** ASSIGNMENT **
Check every line below for the word "icon" and show those that hold it.

[Entries from a dataset of interfaces]
=== Begin Enclosure ===

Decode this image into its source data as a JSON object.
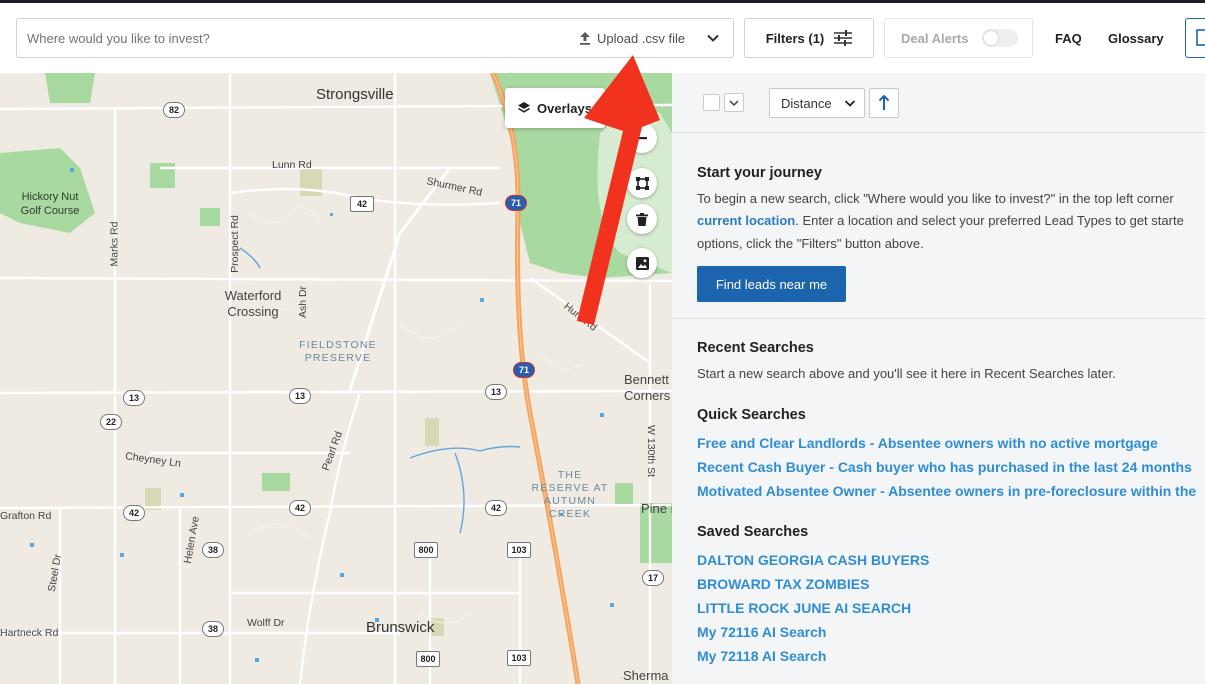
{
  "topbar": {
    "search_placeholder": "Where would you like to invest?",
    "upload_label": "Upload .csv file",
    "filters_label": "Filters (1)",
    "deal_alerts_label": "Deal Alerts",
    "deal_alerts_on": false,
    "faq_label": "FAQ",
    "glossary_label": "Glossary"
  },
  "map": {
    "overlays_label": "Overlays",
    "tools": [
      "minus-icon",
      "polygon-draw-icon",
      "trash-icon",
      "image-icon"
    ],
    "cities": [
      "Strongsville",
      "Brunswick"
    ],
    "places": [
      "Waterford Crossing",
      "Bennett Corners",
      "Pine H",
      "Sherma"
    ],
    "golf": "Hickory Nut Golf Course",
    "parks": [
      "FIELDSTONE PRESERVE",
      "THE RESERVE AT AUTUMN CREEK"
    ],
    "streets": [
      "Lunn Rd",
      "Shurmer Rd",
      "Marks Rd",
      "Prospect Rd",
      "Ash Dr",
      "Hunt Rd",
      "Pearl Rd",
      "Cheyney Ln",
      "Grafton Rd",
      "Helen Ave",
      "Steel Dr",
      "Wolff Dr",
      "Hartneck Rd",
      "W 130th St"
    ],
    "route_shields": [
      "82",
      "42",
      "71",
      "71",
      "13",
      "13",
      "13",
      "22",
      "42",
      "42",
      "42",
      "38",
      "800",
      "103",
      "17",
      "38",
      "800",
      "103"
    ]
  },
  "results": {
    "sort_label": "Distance",
    "journey_title": "Start your journey",
    "journey_line1": "To begin a new search, click \"Where would you like to invest?\" in the top left corner",
    "journey_link": "current location",
    "journey_line2_rest": ". Enter a location and select your preferred Lead Types to get starte",
    "journey_line3": "options, click the \"Filters\" button above.",
    "find_button": "Find leads near me",
    "recent_title": "Recent Searches",
    "recent_text": "Start a new search above and you'll see it here in Recent Searches later.",
    "quick_title": "Quick Searches",
    "quick_searches": [
      "Free and Clear Landlords - Absentee owners with no active mortgage",
      "Recent Cash Buyer - Cash buyer who has purchased in the last 24 months",
      "Motivated Absentee Owner - Absentee owners in pre-foreclosure within the"
    ],
    "saved_title": "Saved Searches",
    "saved_searches": [
      "DALTON GEORGIA CASH BUYERS",
      "BROWARD TAX ZOMBIES",
      "LITTLE ROCK JUNE AI SEARCH",
      "My 72116 AI Search",
      "My 72118 AI Search"
    ]
  },
  "colors": {
    "primary": "#1d64ae",
    "link": "#2f8dd6",
    "annotation_arrow": "#f0321e",
    "highway": "#f5a25d",
    "park_green": "#a8d9a0"
  }
}
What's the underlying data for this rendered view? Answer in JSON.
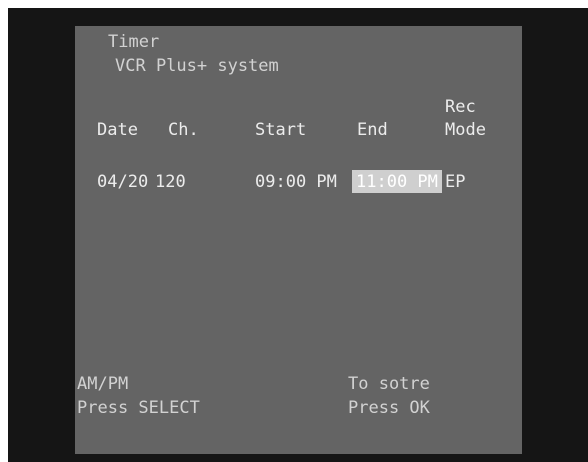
{
  "header": {
    "title": "Timer",
    "subtitle": "VCR Plus+ system"
  },
  "table": {
    "columns": {
      "date": "Date",
      "channel": "Ch.",
      "start": "Start",
      "end": "End",
      "rec_mode_line1": "Rec",
      "rec_mode_line2": "Mode"
    },
    "rows": [
      {
        "date": "04/20",
        "channel": "120",
        "start": "09:00 PM",
        "end": "11:00 PM",
        "rec_mode": "EP"
      }
    ]
  },
  "footer": {
    "left_line1": "AM/PM",
    "left_line2": "Press SELECT",
    "right_line1": "To sotre",
    "right_line2": "Press OK"
  },
  "colors": {
    "screen_background": "#151515",
    "panel_background": "#646464",
    "text": "#ececec",
    "highlight": "#cfcfcf"
  }
}
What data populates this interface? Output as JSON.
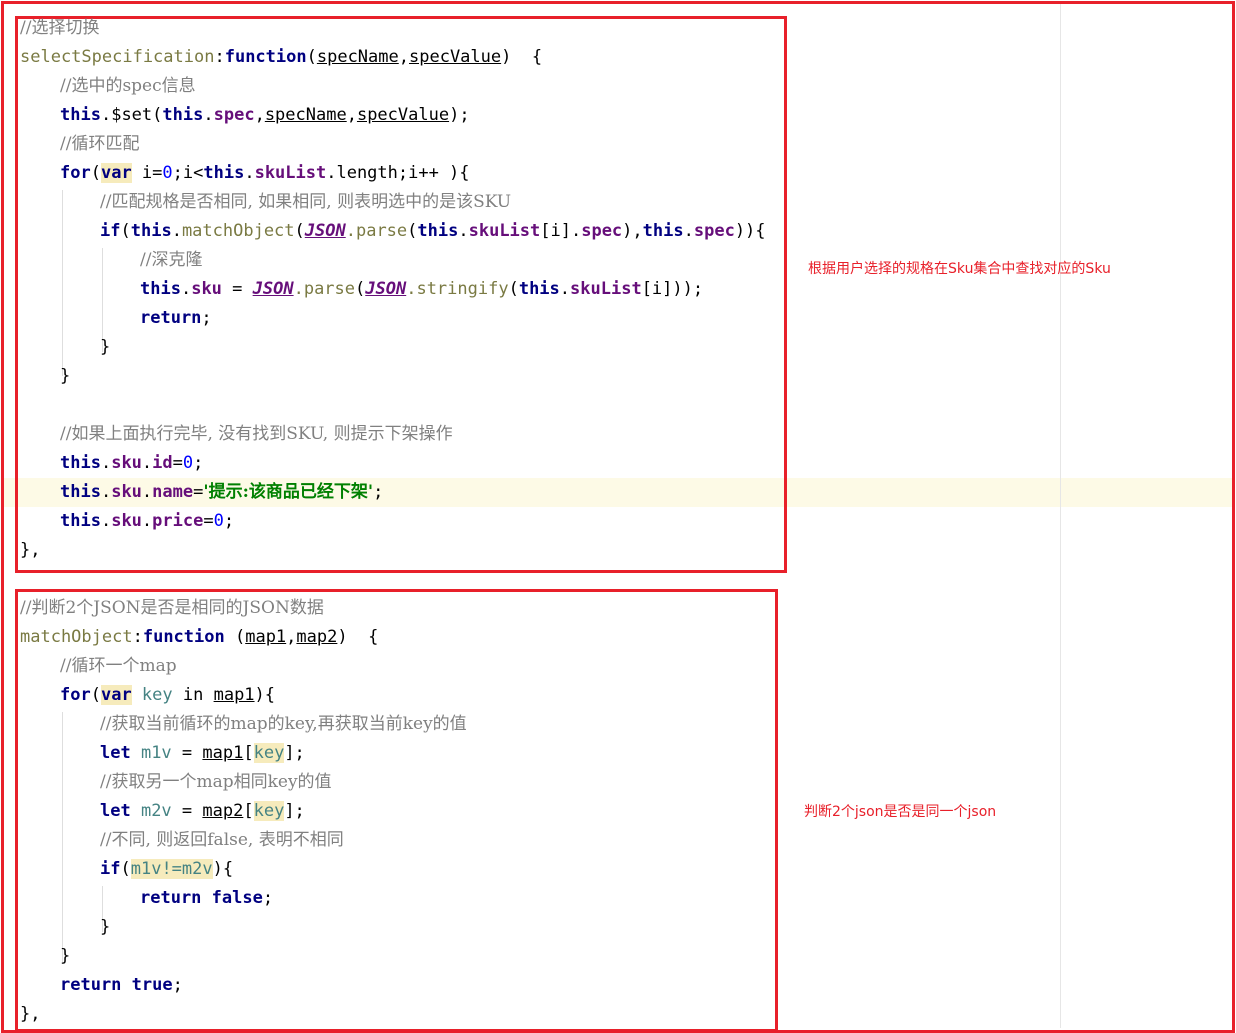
{
  "colors": {
    "annotation_red": "#e8202a",
    "keyword": "#000080",
    "property": "#660e7a",
    "comment": "#808080",
    "string": "#008000",
    "number": "#0000ff",
    "line_highlight": "#fdfae6"
  },
  "block1": {
    "line1": "//选择切换",
    "line2": {
      "fname": "selectSpecification",
      "colon": ":",
      "kw": "function",
      "open": "(",
      "p1": "specName",
      "comma": ",",
      "p2": "specValue",
      "close": ")  {"
    },
    "line3": "//选中的spec信息",
    "line4": {
      "this": "this",
      "dot": ".",
      "set": "$set",
      "open": "(",
      "this2": "this",
      "dot2": ".",
      "spec": "spec",
      "comma": ",",
      "p1": "specName",
      "comma2": ",",
      "p2": "specValue",
      "close": ");"
    },
    "line5": "//循环匹配",
    "line6": {
      "for": "for",
      "open": "(",
      "var": "var",
      "i": " i=",
      "zero": "0",
      "rest1": ";i<",
      "this": "this",
      "dot": ".",
      "skuList": "skuList",
      "rest2": ".length;i++ ){"
    },
    "line7": "//匹配规格是否相同, 如果相同, 则表明选中的是该SKU",
    "line8": {
      "if": "if",
      "open": "(",
      "this": "this",
      "dot": ".",
      "match": "matchObject",
      "open2": "(",
      "json": "JSON",
      "parse": ".parse",
      "open3": "(",
      "this2": "this",
      "dot2": ".",
      "skuList": "skuList",
      "idx": "[i].",
      "spec": "spec",
      "mid": "),",
      "this3": "this",
      "dot3": ".",
      "spec2": "spec",
      "close": ")){"
    },
    "line9": "//深克隆",
    "line10": {
      "this": "this",
      "dot": ".",
      "sku": "sku",
      "eq": " = ",
      "json": "JSON",
      "parse": ".parse",
      "open": "(",
      "json2": "JSON",
      "stringify": ".stringify",
      "open2": "(",
      "this2": "this",
      "dot2": ".",
      "skuList": "skuList",
      "close": "[i]));"
    },
    "line11": {
      "ret": "return",
      "semi": ";"
    },
    "line12": "}",
    "line13": "}",
    "line15": "//如果上面执行完毕, 没有找到SKU, 则提示下架操作",
    "line16": {
      "this": "this",
      "dot": ".",
      "sku": "sku",
      "dot2": ".",
      "prop": "id",
      "eq": "=",
      "val": "0",
      "semi": ";"
    },
    "line17": {
      "this": "this",
      "dot": ".",
      "sku": "sku",
      "dot2": ".",
      "prop": "name",
      "eq": "=",
      "val": "'提示:该商品已经下架'",
      "semi": ";"
    },
    "line18": {
      "this": "this",
      "dot": ".",
      "sku": "sku",
      "dot2": ".",
      "prop": "price",
      "eq": "=",
      "val": "0",
      "semi": ";"
    },
    "line19": "},"
  },
  "block2": {
    "line1": "//判断2个JSON是否是相同的JSON数据",
    "line2": {
      "fname": "matchObject",
      "colon": ":",
      "kw": "function",
      "open": " (",
      "p1": "map1",
      "comma": ",",
      "p2": "map2",
      "close": ")  {"
    },
    "line3": "//循环一个map",
    "line4": {
      "for": "for",
      "open": "(",
      "var": "var",
      "key": " key",
      "in": " in ",
      "map": "map1",
      "close": "){"
    },
    "line5": "//获取当前循环的map的key,再获取当前key的值",
    "line6": {
      "let": "let",
      "name": " m1v",
      "eq": " = ",
      "map": "map1",
      "open": "[",
      "key": "key",
      "close": "];"
    },
    "line7": "//获取另一个map相同key的值",
    "line8": {
      "let": "let",
      "name": " m2v",
      "eq": " = ",
      "map": "map2",
      "open": "[",
      "key": "key",
      "close": "];"
    },
    "line9": "//不同, 则返回false, 表明不相同",
    "line10": {
      "if": "if",
      "open": "(",
      "cond": "m1v!=m2v",
      "close": "){"
    },
    "line11": {
      "ret": "return",
      "val": " false",
      "semi": ";"
    },
    "line12": "}",
    "line13": "}",
    "line14": {
      "ret": "return",
      "val": " true",
      "semi": ";"
    },
    "line15": "},"
  },
  "annotations": {
    "note1": "根据用户选择的规格在Sku集合中查找对应的Sku",
    "note2": "判断2个json是否是同一个json"
  }
}
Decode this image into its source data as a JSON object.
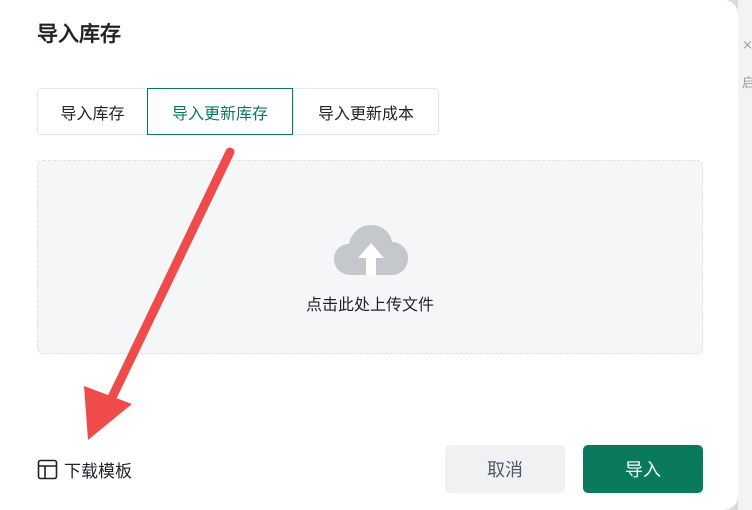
{
  "dialog": {
    "title": "导入库存"
  },
  "tabs": [
    {
      "label": "导入库存",
      "active": false
    },
    {
      "label": "导入更新库存",
      "active": true
    },
    {
      "label": "导入更新成本",
      "active": false
    }
  ],
  "upload": {
    "icon": "cloud-upload-icon",
    "hint": "点击此处上传文件"
  },
  "download_template": {
    "icon": "template-icon",
    "label": "下载模板"
  },
  "buttons": {
    "cancel": "取消",
    "import": "导入"
  },
  "background_glyphs": [
    "×",
    "启"
  ],
  "annotation": {
    "arrow_color": "#f04b4b"
  },
  "colors": {
    "accent": "#0a7a5f"
  }
}
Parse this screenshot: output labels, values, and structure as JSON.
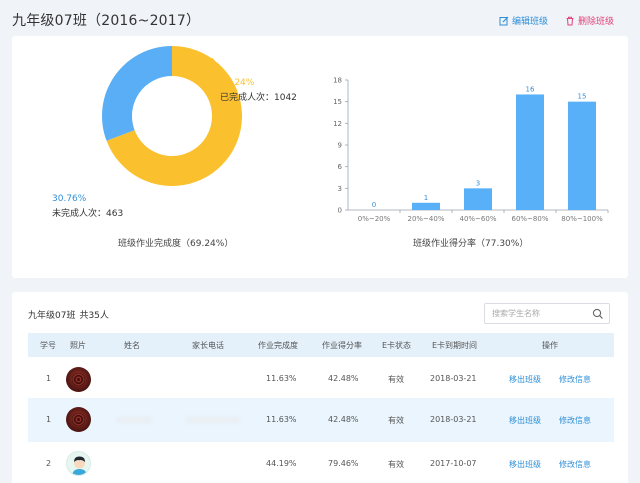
{
  "header": {
    "title": "九年级07班（2016~2017）",
    "edit_label": "编辑班级",
    "delete_label": "删除班级"
  },
  "colors": {
    "accent_blue": "#2e8fd8",
    "delete_pink": "#e0457b",
    "donut_yellow": "#fbc02d",
    "donut_blue": "#5aaef5",
    "bar_blue": "#58b1f8"
  },
  "donut": {
    "completed_pct": "69.24%",
    "completed_label": "已完成人次：1042",
    "uncompleted_pct": "30.76%",
    "uncompleted_label": "未完成人次：463",
    "caption": "班级作业完成度（69.24%）"
  },
  "chart_data": [
    {
      "type": "pie",
      "categories": [
        "已完成人次",
        "未完成人次"
      ],
      "values": [
        1042,
        463
      ],
      "percent": [
        69.24,
        30.76
      ],
      "colors": [
        "#fbc02d",
        "#5aaef5"
      ],
      "title": "班级作业完成度（69.24%）"
    },
    {
      "type": "bar",
      "categories": [
        "0%~20%",
        "20%~40%",
        "40%~60%",
        "60%~80%",
        "80%~100%"
      ],
      "values": [
        0,
        1,
        3,
        16,
        15
      ],
      "yticks": [
        "0",
        "3",
        "6",
        "9",
        "12",
        "15",
        "18"
      ],
      "ylim": [
        0,
        18
      ],
      "grid": false,
      "title": "班级作业得分率（77.30%）"
    }
  ],
  "summary": {
    "class_name": "九年级07班",
    "count": "共35人"
  },
  "search": {
    "placeholder": "搜索学生名称"
  },
  "table": {
    "headers": [
      "学号",
      "照片",
      "姓名",
      "家长电话",
      "作业完成度",
      "作业得分率",
      "E卡状态",
      "E卡到期时间",
      "操作"
    ],
    "rows": [
      {
        "id": "1",
        "completion": "11.63%",
        "score": "42.48%",
        "card_status": "有效",
        "expiry": "2018-03-21",
        "op_move": "移出班级",
        "op_edit": "修改信息"
      },
      {
        "id": "1",
        "completion": "11.63%",
        "score": "42.48%",
        "card_status": "有效",
        "expiry": "2018-03-21",
        "op_move": "移出班级",
        "op_edit": "修改信息"
      },
      {
        "id": "2",
        "completion": "44.19%",
        "score": "79.46%",
        "card_status": "有效",
        "expiry": "2017-10-07",
        "op_move": "移出班级",
        "op_edit": "修改信息"
      }
    ]
  }
}
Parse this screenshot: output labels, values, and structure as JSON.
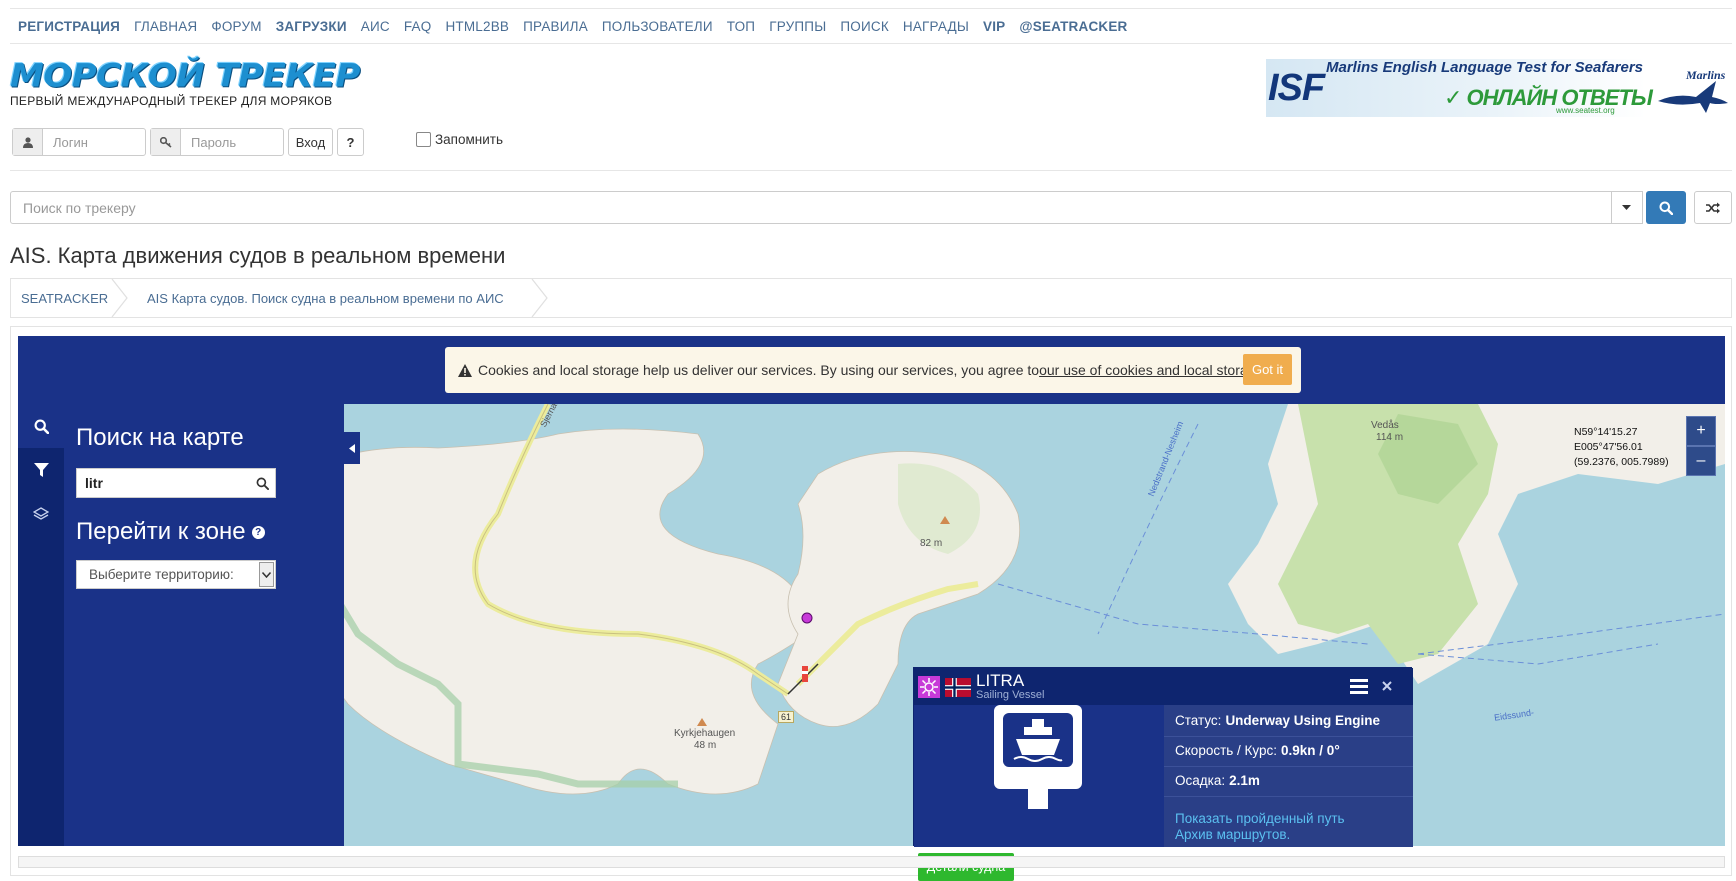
{
  "nav": {
    "items": [
      {
        "label": "РЕГИСТРАЦИЯ",
        "bold": true
      },
      {
        "label": "ГЛАВНАЯ",
        "bold": false
      },
      {
        "label": "ФОРУМ",
        "bold": false
      },
      {
        "label": "ЗАГРУЗКИ",
        "bold": true
      },
      {
        "label": "АИС",
        "bold": false
      },
      {
        "label": "FAQ",
        "bold": false
      },
      {
        "label": "HTML2BB",
        "bold": false
      },
      {
        "label": "ПРАВИЛА",
        "bold": false
      },
      {
        "label": "ПОЛЬЗОВАТЕЛИ",
        "bold": false
      },
      {
        "label": "ТОП",
        "bold": false
      },
      {
        "label": "ГРУППЫ",
        "bold": false
      },
      {
        "label": "ПОИСК",
        "bold": false
      },
      {
        "label": "НАГРАДЫ",
        "bold": false
      },
      {
        "label": "VIP",
        "bold": true
      },
      {
        "label": "@SEATRACKER",
        "bold": true
      }
    ]
  },
  "header": {
    "logo_title": "МОРСКОЙ ТРЕКЕР",
    "logo_subtitle": "ПЕРВЫЙ МЕЖДУНАРОДНЫЙ ТРЕКЕР ДЛЯ МОРЯКОВ",
    "banner": {
      "title": "Marlins English Language Test for Seafarers",
      "isf": "ISF",
      "online": "ОНЛАЙН ОТВЕТЫ",
      "site": "www.seatest.org",
      "marlins": "Marlins"
    }
  },
  "login": {
    "login_placeholder": "Логин",
    "password_placeholder": "Пароль",
    "login_button": "Вход",
    "help_button": "?",
    "remember_label": "Запомнить"
  },
  "search": {
    "placeholder": "Поиск по трекеру"
  },
  "page_title": "AIS. Карта движения судов в реальном времени",
  "breadcrumb": {
    "items": [
      "SEATRACKER",
      "AIS Карта судов. Поиск судна в реальном времени по АИС"
    ]
  },
  "cookie": {
    "text": "Cookies and local storage help us deliver our services. By using our services, you agree to ",
    "link": "our use of cookies and local storage",
    "suffix": ".",
    "button": "Got it"
  },
  "sidebar": {
    "search_title": "Поиск на карте",
    "search_value": "litr",
    "zone_title": "Перейти к зоне",
    "zone_placeholder": "Выберите территорию:"
  },
  "map": {
    "coords": [
      "N59°14'15.27",
      "E005°47'56.01",
      "(59.2376, 005.7989)"
    ],
    "zoom_in": "+",
    "zoom_out": "–",
    "labels": {
      "road": "Sjernarøybrua",
      "channel": "Nedstrand-Nesheim",
      "peak1": "82 m",
      "vedas": "Vedås",
      "vedas_h": "114 m",
      "kyrk": "Kyrkjehaugen",
      "kyrk_h": "48 m",
      "road_no": "61",
      "eidssund": "Eidssund-"
    }
  },
  "vessel": {
    "name": "LITRA",
    "type": "Sailing Vessel",
    "status_label": "Статус:",
    "status_value": "Underway Using Engine",
    "speed_label": "Скорость / Курс:",
    "speed_value": "0.9kn / 0°",
    "draught_label": "Осадка:",
    "draught_value": "2.1m",
    "link_track": "Показать пройденный путь",
    "link_archive": "Архив маршрутов.",
    "details_button": "Детали судна"
  },
  "colors": {
    "nav_link": "#4a6d93",
    "panel": "#1a3288",
    "panel_dark": "#0e256f",
    "water": "#aad3df",
    "land": "#f2efe9",
    "forest": "#c8e1ac",
    "accent_button": "#337ab7",
    "got_it": "#f0ad4e",
    "details_green": "#2eb82e"
  }
}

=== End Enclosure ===

** EXERCISE ANSWER **
      "minus-icon",
      "polygon-draw-icon",
      "trash-icon",
      "image-icon"
    "icon": "cloud-upload-icon",
    "icon": "template-icon",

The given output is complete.